Source the Fraternal Order of Eagles

Source: West Virginia University

From a handwritten document of the stationary of Geo M. Ludwig, Strasburg, VA circ. 1907:

On the Valley Turn Pike, one mile from Fisher’s Hill and five miles from Cedar Creek, stands an old stone mill.  There during the Civl War, flour was made for the citizens of Strasburg.

On the opposite side of the Pike still stands the home of the miller.  There lived with the miller his old mother and his sister.  This sister had sent three brothers and a husband to the cruel war with a smile on her face saying, “Go and do your duty to your state.”  In a short time, however, the miller was sent home to make flour for the people of Strasburg, but he was under oath not to make a pound for the Southern soldiers.

How they watched the old mill each time the Yankees passed by!  Time after time they cut the bolting cloth and each time the miller’s wife and sister mended it and kept it in readiness to make flour.  Time after time they threatened to burn it, but each time the miller and his sister succeeded in saving it from the enemy’s hands.  At one time the miller found huge bundles of pine placed under the eaves of the roof, one of which was lighted, and he succeeded in saving it.

At another time when the army was pressing, several Yankees entered the yard of the miller and while he was guarding the old mill they killed one of his fine hogs.  But the little sister waited until the officer approached and politely asked him to order the soldiers to leave the yard, when he whipped up his horse and said, “Every fellow for himself, madam, and the Devil for us all.”  Still the little woman was not daunted and waited patiently until another officer approached.  To him she told her trouble, and being a gentleman he quickly ordered them to march on — not allowing them one slice of meat.

When Sheridan came down the Valley burning everything, he camped not far from the old mill.  Yankees surrounded the house and it was declared that should the wagons be fired upon every house for miles should be burned to the ground.  This news terrified the miller and his sister.  But whie the miller stayed on guard this timid little woman asked a guard to accompany her and passed down the Yankee lines to Gen. Sheridan’s tent.  Then she begged him to spare the mill for the people of the town, and he politely assured her that the mill should be saved and told her he would give her writings to show it must not be destroyed.  She did not receive the writings, but the mill was again saved.

The miller has passed on to his reward, but the sister still lives and has in her possession the Testament carried during the four years by her husband.

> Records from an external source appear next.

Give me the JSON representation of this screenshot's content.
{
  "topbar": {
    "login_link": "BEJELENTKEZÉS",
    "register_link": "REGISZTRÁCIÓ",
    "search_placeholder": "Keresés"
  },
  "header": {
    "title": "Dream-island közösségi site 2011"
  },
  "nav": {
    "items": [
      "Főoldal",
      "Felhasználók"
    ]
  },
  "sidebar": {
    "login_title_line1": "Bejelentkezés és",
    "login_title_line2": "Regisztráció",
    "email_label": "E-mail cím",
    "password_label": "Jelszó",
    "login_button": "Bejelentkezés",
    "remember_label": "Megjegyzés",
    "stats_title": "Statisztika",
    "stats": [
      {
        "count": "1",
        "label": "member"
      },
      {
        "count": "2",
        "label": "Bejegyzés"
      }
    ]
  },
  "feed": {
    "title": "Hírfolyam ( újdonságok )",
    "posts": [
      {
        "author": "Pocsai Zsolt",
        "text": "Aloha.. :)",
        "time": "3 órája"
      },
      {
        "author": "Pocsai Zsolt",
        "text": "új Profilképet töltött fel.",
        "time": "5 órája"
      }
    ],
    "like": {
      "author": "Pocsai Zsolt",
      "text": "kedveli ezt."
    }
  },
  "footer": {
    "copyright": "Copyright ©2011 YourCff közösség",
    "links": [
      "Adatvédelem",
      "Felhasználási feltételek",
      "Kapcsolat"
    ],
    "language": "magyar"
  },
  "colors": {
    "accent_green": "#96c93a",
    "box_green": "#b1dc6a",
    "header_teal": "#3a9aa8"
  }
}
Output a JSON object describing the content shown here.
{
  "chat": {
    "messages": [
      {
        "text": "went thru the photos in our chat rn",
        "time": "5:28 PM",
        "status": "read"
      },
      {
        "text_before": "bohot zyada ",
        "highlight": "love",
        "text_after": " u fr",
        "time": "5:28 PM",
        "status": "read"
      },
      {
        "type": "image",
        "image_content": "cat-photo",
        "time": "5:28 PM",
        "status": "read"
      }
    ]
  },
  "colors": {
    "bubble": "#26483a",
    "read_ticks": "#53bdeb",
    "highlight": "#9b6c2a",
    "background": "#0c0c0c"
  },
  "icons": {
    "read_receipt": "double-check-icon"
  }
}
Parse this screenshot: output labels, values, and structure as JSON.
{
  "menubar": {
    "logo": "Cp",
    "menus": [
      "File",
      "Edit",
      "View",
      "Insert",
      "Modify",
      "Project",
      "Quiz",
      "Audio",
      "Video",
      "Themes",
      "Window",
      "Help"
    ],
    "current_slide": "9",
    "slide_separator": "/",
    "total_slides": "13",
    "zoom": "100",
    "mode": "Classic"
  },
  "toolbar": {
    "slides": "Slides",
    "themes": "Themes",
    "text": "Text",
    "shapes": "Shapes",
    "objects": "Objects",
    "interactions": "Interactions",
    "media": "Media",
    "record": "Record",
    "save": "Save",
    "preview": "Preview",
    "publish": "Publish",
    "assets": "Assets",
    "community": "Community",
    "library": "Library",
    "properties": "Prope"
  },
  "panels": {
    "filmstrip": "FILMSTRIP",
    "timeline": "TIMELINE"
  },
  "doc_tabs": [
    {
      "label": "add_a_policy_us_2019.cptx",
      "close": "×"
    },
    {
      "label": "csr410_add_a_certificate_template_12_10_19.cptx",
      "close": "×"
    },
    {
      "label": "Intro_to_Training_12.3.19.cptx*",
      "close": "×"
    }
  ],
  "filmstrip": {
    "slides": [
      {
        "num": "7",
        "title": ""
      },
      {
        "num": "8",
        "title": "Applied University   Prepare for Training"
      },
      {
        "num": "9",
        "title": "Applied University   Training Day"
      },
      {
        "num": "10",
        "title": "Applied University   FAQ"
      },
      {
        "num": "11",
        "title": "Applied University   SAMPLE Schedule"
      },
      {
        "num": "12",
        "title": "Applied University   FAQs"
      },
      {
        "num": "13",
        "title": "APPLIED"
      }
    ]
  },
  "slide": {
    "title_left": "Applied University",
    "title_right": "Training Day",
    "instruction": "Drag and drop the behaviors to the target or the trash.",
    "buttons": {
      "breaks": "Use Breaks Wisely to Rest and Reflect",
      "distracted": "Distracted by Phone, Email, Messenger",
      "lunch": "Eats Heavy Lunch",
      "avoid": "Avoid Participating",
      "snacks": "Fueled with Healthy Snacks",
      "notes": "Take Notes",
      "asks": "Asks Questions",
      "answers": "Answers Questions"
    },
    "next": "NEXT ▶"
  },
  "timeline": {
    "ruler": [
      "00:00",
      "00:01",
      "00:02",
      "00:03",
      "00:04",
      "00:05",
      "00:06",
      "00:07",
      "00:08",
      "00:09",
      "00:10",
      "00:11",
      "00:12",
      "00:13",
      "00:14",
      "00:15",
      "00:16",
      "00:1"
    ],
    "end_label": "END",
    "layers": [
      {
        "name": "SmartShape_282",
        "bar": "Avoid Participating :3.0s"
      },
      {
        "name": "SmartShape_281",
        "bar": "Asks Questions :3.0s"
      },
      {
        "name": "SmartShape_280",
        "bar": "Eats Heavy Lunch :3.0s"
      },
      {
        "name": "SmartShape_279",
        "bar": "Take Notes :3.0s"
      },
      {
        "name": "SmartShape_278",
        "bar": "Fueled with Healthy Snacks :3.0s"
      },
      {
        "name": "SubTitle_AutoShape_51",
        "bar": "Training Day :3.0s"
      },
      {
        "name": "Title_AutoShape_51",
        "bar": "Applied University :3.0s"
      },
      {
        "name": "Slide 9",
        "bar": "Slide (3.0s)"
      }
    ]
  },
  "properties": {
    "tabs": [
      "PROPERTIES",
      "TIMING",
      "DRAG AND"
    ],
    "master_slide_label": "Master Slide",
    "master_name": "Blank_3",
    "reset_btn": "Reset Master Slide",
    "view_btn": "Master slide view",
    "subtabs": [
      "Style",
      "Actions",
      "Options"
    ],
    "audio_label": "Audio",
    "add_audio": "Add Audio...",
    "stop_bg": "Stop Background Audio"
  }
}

When asked how they bore all the anxieties of the war, she smiles and says, “Oh, we trusted God.”

Source: Jim Miller/

News Article:  Spengler Mill (Ca. 1797), The Old Mill Restaurant (1938), Fraternal Order of Eagles #4186 499 Stover Avenue

The Old Mill, now under the ownership of the Fraternal Order of the Eagles #4186, will open its doors to the public for the 2022 Chrismas Homes Tours.  Built between 1797 and 1804 by the Spengler family, this iconic landmark has witnessed much of Strasburg’s history from its days as a working flour mill through its many years as a beloved local restaurant and entertainment spot.  During the Civil War it was saved from burning by having been requisitioned by the Union Army for the production of its flour.  Remnants of the names of Civil War soldiers can still be seen written on a beam on the ground floor room.  Built of local limestone, the east wall next to the overshot waterwheel was constructed of wood as it absorbed the vibration from the turning wheel and in the event of a dust explosion would explode outward, limiting damage to the rest of the building.  In 1938, the Mill was bought and renovated by the George Pappas family and opened as a restaurnaat.  It was in continuous operation under George Pappas, who ran it into old age along with his son, Mitchell and daughter-in-law Peggy.  His first cousin, Tommy Hart, was the cook for many years.  The Old Mill was the place to go for dining, dancing and community celebrations under a number of different managers for nearly seventy years.  You will recognize the Old Mill from the days of old.  Other than the construction of a large bar on teh ground floor built by members of the Eagles, and a few modern upgrades on the mill level, the stone walls and fireplaces, beams and orginal floors are still intact.  The mill wheel is visible through a glass window on the east wall of the lower floor, and as the Eagles are committed to restoring it to working conditions, they are currently fundraising to that end.  Many photographs and records of the old mill history will be on display and you will be welcomed to share your stories and memories as well.

Source: Fraternal Order of Eagles

More Info

The Fraternal Order of Eagles continue to maintain the historic integrity of the Old Mill and are fundraising to restore the water wheel.  Here are some pictures of their past work on the wheel (images from their Facebook page):

Source: Fraternal Order of Eagles Original wheel
Source: Fraternal Order of Eagles Work on the water wheel
Source: Fraternal Order of Eagles Work on the water wheel


Check out the following for more info on the Old Mill:

Eagles Club Strives To Replace Historic Mill Wheel

The Fraternal Order of Eagles #4186 Facebook Page